Committment Issues?

Around this time last year, my friends were still reeling from the news of their acceptances, deciding between their various options or diving head first into any and all Yale first-year information they could find. Anxieties, excitement, and tensions were all skyrocketing as we chose where we’d spend the next four years. I, however, had known I was going to Yale for a few months — I was admitted Early Action and committed on January 1st. I’d only visited Yale once before in September. I accepted my offer of admission before I received my financial aid letter. In hindsight, committing was a bold, risky leap of faith.

This is a portrait of me during my senior year of high school!

As a senior, I was drawn to many of the same Yale features that other admits were — the architecture, the residential colleges, the latent Hogwarts vibe, the allure of the Ivy League, the friendliness and genuineness of the students. I heard and experienced the common but true story of being lost and encountering a Yalie who kindly guided me to my destination. 

Being accepted into an Ivy League was also unprecedented in my family, who emphasized the importance of education growing up; the idea of not choosing Yale almost felt like looking a gift horse in the mouth, given the history of sacrifice I’d been made aware of. Still, even beyond Yale’s more conspicuous, popular aspects, and the sense of responsibility to attend a university like it, there was an unspoken quality about it that drove me to commit so early. 

Me hastily committing to Yale, circa January 2018, oil on canvas.

Looking back, some of the affirmations I heard from Yalies initially sounded a bit corny or immaterial — but they were also honest and authentic. For all of Yale’s most visible charms, there was also an untameable undercurrent of collective happiness that seemed to swallow up the whole university. There would be stress, and challenges, and I’d falter and doubt myself at times — but I’d have a resilient community to fall back on. Yale offered homes rather than a home — multitudes of families, of groups, of people I could write and belly laugh and race down sidewalks with. People who would help me grow and hold me accountable and be there to lean on. Even now, there are so many spaces on campus that I cherish: places where my blackness and passion for performance and writing is centered like my theater and performance poetry groups, places where I can relax and decompress like my residential college, or even fleeting interactions with friends and professors. Yale’s home felt like something I couldn’t pin down and define completely — and I liked that.

Ever felt like this?

I remember sitting in the Acorn (Silliman’s coffee shop) with one of my sister’s friends who attended Yale, watching one of the WORD poets read during the Bulldog Days open mic. The event was a short breath of calm amidst the enthusiastic rush that encapsulates all three days.

“I think you and the guy who read the love poem are gonna be good friends!”

And, serendipitiously enough, we are.
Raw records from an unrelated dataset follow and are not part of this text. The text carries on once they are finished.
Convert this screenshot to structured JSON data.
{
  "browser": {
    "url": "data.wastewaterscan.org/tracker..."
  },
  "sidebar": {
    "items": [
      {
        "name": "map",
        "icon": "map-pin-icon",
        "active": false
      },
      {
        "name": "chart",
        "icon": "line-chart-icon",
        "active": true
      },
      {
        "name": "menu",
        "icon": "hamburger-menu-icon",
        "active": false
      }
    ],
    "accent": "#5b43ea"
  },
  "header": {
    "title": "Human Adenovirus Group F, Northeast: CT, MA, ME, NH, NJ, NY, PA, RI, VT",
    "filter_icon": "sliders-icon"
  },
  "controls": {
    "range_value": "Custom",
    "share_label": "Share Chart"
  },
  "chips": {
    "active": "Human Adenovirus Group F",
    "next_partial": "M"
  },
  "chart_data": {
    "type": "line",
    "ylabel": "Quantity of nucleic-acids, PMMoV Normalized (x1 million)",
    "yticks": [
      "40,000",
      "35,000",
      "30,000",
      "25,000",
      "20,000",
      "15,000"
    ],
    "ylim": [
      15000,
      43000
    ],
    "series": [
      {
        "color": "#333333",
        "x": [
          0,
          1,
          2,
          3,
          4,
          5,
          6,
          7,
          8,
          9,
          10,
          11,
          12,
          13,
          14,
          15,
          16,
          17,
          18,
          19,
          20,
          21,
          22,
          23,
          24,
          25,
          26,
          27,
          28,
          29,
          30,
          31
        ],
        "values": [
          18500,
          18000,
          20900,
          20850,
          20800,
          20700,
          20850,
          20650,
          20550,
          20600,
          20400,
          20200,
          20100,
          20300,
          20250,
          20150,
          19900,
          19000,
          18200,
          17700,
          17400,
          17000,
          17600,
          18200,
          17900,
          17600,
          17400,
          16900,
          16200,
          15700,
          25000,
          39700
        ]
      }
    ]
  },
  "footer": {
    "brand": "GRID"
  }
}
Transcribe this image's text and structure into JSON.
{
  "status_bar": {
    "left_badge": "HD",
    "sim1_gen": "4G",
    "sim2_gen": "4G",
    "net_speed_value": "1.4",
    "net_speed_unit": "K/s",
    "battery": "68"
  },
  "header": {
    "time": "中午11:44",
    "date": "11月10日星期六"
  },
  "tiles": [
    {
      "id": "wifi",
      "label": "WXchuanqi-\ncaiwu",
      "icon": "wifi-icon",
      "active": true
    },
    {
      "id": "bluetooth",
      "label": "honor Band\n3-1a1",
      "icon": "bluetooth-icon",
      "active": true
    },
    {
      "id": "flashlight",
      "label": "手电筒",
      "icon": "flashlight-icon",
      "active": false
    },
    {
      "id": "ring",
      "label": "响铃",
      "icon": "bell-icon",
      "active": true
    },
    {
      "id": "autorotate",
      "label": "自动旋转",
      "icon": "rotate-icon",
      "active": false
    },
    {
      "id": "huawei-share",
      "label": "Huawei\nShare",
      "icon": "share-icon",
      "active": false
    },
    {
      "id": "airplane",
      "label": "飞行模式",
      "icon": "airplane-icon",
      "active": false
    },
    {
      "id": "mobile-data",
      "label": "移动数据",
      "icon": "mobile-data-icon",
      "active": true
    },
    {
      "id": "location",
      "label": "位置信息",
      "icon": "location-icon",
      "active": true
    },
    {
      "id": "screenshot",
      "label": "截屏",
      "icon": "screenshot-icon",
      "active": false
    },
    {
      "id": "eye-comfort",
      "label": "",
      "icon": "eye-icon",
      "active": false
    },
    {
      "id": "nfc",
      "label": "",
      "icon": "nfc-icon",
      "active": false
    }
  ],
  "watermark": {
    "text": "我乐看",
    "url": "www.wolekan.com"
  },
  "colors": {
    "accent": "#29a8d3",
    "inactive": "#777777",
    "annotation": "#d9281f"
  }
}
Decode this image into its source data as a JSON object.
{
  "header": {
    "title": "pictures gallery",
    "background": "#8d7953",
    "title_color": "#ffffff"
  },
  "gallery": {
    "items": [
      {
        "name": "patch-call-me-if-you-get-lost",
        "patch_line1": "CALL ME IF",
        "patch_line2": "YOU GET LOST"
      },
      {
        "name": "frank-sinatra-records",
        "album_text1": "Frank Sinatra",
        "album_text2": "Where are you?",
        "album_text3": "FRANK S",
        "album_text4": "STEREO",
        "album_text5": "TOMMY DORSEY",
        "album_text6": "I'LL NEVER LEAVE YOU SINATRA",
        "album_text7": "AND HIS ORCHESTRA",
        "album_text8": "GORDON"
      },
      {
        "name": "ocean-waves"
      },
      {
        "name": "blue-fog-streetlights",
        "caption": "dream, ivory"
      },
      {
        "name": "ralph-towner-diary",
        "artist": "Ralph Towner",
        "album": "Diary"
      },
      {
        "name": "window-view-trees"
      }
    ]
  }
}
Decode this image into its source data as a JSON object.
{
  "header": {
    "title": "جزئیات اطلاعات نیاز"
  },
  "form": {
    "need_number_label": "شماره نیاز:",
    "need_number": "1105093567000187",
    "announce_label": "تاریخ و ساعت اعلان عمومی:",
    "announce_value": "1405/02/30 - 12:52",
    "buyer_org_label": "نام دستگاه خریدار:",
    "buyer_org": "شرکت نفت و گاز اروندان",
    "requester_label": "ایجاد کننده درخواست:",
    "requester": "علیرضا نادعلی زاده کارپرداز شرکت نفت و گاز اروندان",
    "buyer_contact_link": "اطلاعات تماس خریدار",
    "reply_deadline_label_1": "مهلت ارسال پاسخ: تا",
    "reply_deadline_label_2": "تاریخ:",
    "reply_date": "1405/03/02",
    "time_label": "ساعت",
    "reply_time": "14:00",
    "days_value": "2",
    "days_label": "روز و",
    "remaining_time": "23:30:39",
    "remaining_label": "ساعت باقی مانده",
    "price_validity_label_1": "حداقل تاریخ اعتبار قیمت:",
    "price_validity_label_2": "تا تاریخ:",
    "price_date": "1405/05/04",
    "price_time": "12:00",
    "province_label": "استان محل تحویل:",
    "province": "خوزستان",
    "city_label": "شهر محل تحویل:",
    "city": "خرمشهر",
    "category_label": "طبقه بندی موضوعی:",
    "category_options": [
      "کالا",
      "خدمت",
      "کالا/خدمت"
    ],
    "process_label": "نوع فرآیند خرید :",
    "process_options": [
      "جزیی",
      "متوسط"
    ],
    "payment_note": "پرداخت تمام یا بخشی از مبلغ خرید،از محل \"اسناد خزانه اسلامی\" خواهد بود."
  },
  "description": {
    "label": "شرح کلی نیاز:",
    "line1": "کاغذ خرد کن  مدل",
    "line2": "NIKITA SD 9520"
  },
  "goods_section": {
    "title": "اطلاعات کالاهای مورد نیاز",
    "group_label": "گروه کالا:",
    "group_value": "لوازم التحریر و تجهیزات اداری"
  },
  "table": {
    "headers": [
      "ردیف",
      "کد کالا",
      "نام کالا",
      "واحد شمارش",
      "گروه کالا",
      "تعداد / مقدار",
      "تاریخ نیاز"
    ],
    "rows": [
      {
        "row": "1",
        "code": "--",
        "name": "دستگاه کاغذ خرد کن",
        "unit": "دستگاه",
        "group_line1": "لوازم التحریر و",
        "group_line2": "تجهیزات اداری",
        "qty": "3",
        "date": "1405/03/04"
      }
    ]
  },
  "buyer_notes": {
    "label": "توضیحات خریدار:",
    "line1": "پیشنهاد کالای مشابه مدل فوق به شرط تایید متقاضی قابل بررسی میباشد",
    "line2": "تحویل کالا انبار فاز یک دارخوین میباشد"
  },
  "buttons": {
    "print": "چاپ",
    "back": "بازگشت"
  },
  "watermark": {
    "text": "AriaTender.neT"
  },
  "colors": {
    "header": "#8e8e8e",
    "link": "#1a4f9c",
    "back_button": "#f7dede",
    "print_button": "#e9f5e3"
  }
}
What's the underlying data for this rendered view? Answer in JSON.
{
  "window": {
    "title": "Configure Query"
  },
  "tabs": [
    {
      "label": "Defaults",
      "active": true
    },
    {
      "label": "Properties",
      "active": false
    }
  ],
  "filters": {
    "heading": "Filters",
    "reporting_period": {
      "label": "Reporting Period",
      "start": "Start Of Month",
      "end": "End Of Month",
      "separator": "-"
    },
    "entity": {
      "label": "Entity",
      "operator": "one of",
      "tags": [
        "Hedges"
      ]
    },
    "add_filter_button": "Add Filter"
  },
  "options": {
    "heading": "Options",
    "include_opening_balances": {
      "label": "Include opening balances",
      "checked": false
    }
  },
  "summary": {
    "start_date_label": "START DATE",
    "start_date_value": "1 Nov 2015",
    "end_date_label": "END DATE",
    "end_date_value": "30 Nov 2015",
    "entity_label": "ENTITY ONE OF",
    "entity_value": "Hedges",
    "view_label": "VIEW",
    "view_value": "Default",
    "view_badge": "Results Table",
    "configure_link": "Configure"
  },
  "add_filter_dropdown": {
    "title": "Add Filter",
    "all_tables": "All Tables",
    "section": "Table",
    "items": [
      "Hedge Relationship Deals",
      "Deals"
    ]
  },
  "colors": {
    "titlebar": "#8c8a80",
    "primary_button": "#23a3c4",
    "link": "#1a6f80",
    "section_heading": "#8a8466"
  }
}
In that moment, though, in the lull of quiet amidst an otherwise simultaneously exciting yet nervewracking time, I had an intuitive, reassuring feeling that Yale was going to work out. 

If I had to use one picture to descirbe my first year at Yale, it would be this one.

I don’t know if I can distill the reason why I picked Yale so early down into a single answer. I also don’t know if I’m conscious of the entirety of that decision, even now. Maybe it was because of the graduate student I bumped into at the airport who was excited for me to experience Bulldog Days. Maybe it was the flowers blooming on Old Campus. Maybe it was because of the resources I saw or the students I met or the weather when I visited. Maybe it was concrete. Maybe it was a whim.

I don’t know how to explain and articulate all of my Yale experiences. I don’t know how to solidify them all into words. Maybe they’re best left like that —like a glowing halo of memories that could only ever be relived in the mind’s eye. Tired heads rested on shoulders. Surprise Christmas presents in coffee shops. Late night ramen dinners. The piggyback rides. Sharing umbrellas in the rain. Apple picking. Laying in hammocks at 3 a.m. eating potato cones and spilling ketchup.

To the admitted students of 2023: this decisions season, you’ll have to take some risks. You may be absolutely sure of your decision. You may have doubts. You may have an “Acorn” moment, or not. It can be hard to find your people or determine if Yale is a good fit for you in one day, or three, or through a few interactions. So think about where you feel most at home. Where you feel most celebrated. Where you feel most welcome. Take at least one moment to be submerged in the lull, envision a glimpse of what’s next, and trust yourself.